What Other Coverage Options Should You Consider in Your Homeowners Policy?

One of the things that can make insurance difficult to understand is all the different limits on any given policy. For instance, the typical homeowners policy has five basic coverage categories. Most people only pay attention to two of the five: the dwelling amount and the personal property amount.

I totally get it.

The reason most people only pay attention to these two is because these are the two coverage categories that are most commonly claimed in an insurance claim.

But the other three categories are just as key, so let me take a few minutes here to go over those coverage categories and list some reasons why you should consider adding them to your policy.

Separate Structures Coverage

The first one is known as separate structures coverage. Detached carports, work sheds and more fall under this coverage.

I’m not going to take the time to go into this one in a lot of detail other than to say you need to make sure this coverage keeps up with what you’ve added to your assets over the years.

This protects everything on your property not permanently attached to your home.

Look for a Cris Answers article on this soon!

Loss of Use Coverage

The next overlooked coverage on most homeowners policies is known as loss of use.

This coverage actually pays you in the event that your home is damaged to the point you can’t live in it due to damage, and it will even pay you while your home is under repair.

You can use this coverage to rent hotels, extended stays, even lease apartments and houses if need be.

Typically, this coverage works as a percentage of your dwelling like 10-30%.

So if your home is covered at $400,000, your loss of use coverage would run $40,000-$120,000.

One important coverage question to ask is how long you can claim loss of use.

The better homeowners policies will allow you to claim up to one or two years.

Where this really comes in handy is if your home is a total loss.

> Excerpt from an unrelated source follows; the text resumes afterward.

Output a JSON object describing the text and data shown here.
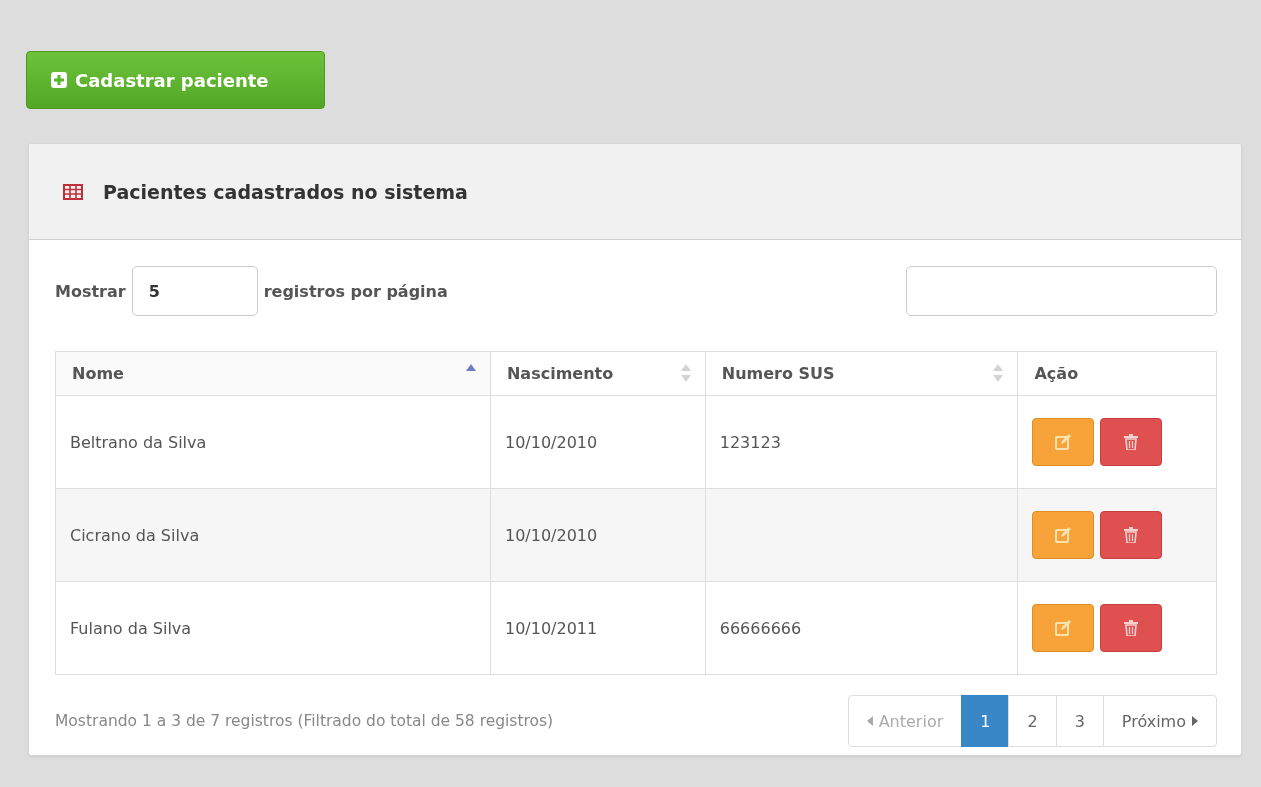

In the event of a total loss, it could take six months or more to rebuild.

If you’re loss of use coverage runs out at six months, you might have to pay out-of-pocket for the final few weeks or months, if your builder has been slowed down by weather or labor/supply demands.

Personal Liability Coverage

The final coverage that’s routinely overlooked is the personal liability coverage.

This coverage protects you if someone is hurt on your property, and they try to sue you for damages.

Unfortunately in our current culture, everyone is sue happy.

There are a lot of lawyers who make their entire living off liability lawsuits not just in auto accidents, but in accidents in homes as well. In fact, just this morning, as I was driving into the office, I heard one talking about dog bite cases, and their expertise in lawsuits prosecuting dog bite cases.

I’ve also heard of big lawsuits involving construction workers suing not only their employers, but also the homeowners where the accident occurred.

The sad truth is it’s all a money grab, so you need to be protected from these types of lawsuits.

That’s where your personal liability coverage comes into play.

Once again the more price-driven insurance agents/companies will lower this coverage to the lowest possible limits, which is typically $100,000.

Most of the time, this amount is automatically included at no additional charge to your homeowners policy.

Here’s what most people don’t realize: to up your liability coverage to $1 million you’re only talking about a few dollars per month extra.

On ALL my initial quotes I quote $1 million first just so people can see how affordable it is.

In our agency, it typically runs less than $4.00 a month for $1 million in liability coverage.

Protect Yourself Against the Large Losses

Remember this: you buy your insurance to protect you from the large losses, not the small ones.

Having to pay an extra $70 even $150 a year in homeowners premium is never fun, but it’s not going to bankrupt you.

On the other hand, carrying limits that are too low in any of these areas could be a situation that causes you a long-term financial hardship.

I’m not saying you have to have all these coverage options maxed out, but at least have the conversation when you’re talking, so you know what you have.